The sale of the assets, which arrange real estate financing for limited-service hotel owners, includes $1.3 billion in "ending net investment," or ENI -- a metric that aggregates the amount of capital GE has put into each finance unit under GE Capital.

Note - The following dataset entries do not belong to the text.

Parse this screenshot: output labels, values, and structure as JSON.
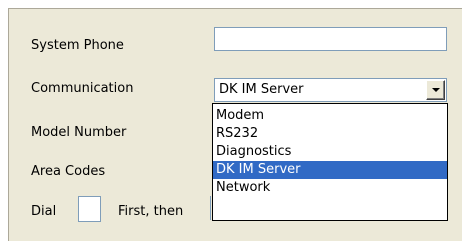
{
  "form": {
    "system_phone": {
      "label": "System Phone",
      "value": ""
    },
    "communication": {
      "label": "Communication",
      "selected": "DK IM Server",
      "options": [
        "Modem",
        "RS232",
        "Diagnostics",
        "DK IM Server",
        "Network"
      ],
      "highlighted_option": "DK IM Server"
    },
    "model_number": {
      "label": "Model Number"
    },
    "area_codes": {
      "label": "Area Codes"
    },
    "dial": {
      "label": "Dial",
      "value": "",
      "suffix": "First, then"
    }
  },
  "colors": {
    "panel_bg": "#ece9d8",
    "field_border": "#7f9db9",
    "selection_bg": "#316ac5",
    "selection_fg": "#ffffff"
  },
  "icons": {
    "combo_arrow": "chevron-down-icon"
  }
}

The sale will also transfer the majority of the business's employees, GE said.
"We continue to make strong progress on closing our previously announced sales as we work to divest the majority of GE Capital assets," GE Capital Keith Sherin said in a statement.
The total closed transactions to date are now approximately $148 billion in ENI, and signed agreements have reached more than $166 billion of the more than $200 billion in ENI that GE Capital plans to sell.
Shedding GE Capital, a central position of Immelt's plan for the company, is the key element of shedding the manufacturer's designation as a "Systemically Important Financial Institution," or SIFI, which essentially brands financial corporations as "too big too fail" in the wake of the 2008 financial crisis.
"Moving forward, SIFI de-designation remains a critical summer/early fall catalyst for GE stock," Barclays analysts said in a Monday investment note. "We admittedly don't know much about the timeline here, as GE is the first company to go through the process (MetLife was recently de-designated, but that was the result of a lawsuit, rather than the formal process GE is pursuing). GE's case seems compelling, if not a lay-up."
Scrapping SIFI has long been viewed as a critical strategy for GE to get out from under a variety of regulations, including leverage tests, debt-incurrence limits and reserve requirements.
GE shares are up roughly 14% since Immelt announced his plans to unwind GE Capital -- which was largely responsible for pulling the manufacturer into the 2008 financial crisis, as well as its comparatively stagnant recovery -- and the general Wall Street consensus on the company is bullish. (About 59% of GE's listed analysts maintain Buy ratings, while none hold Sells, according to Bloomberg data.)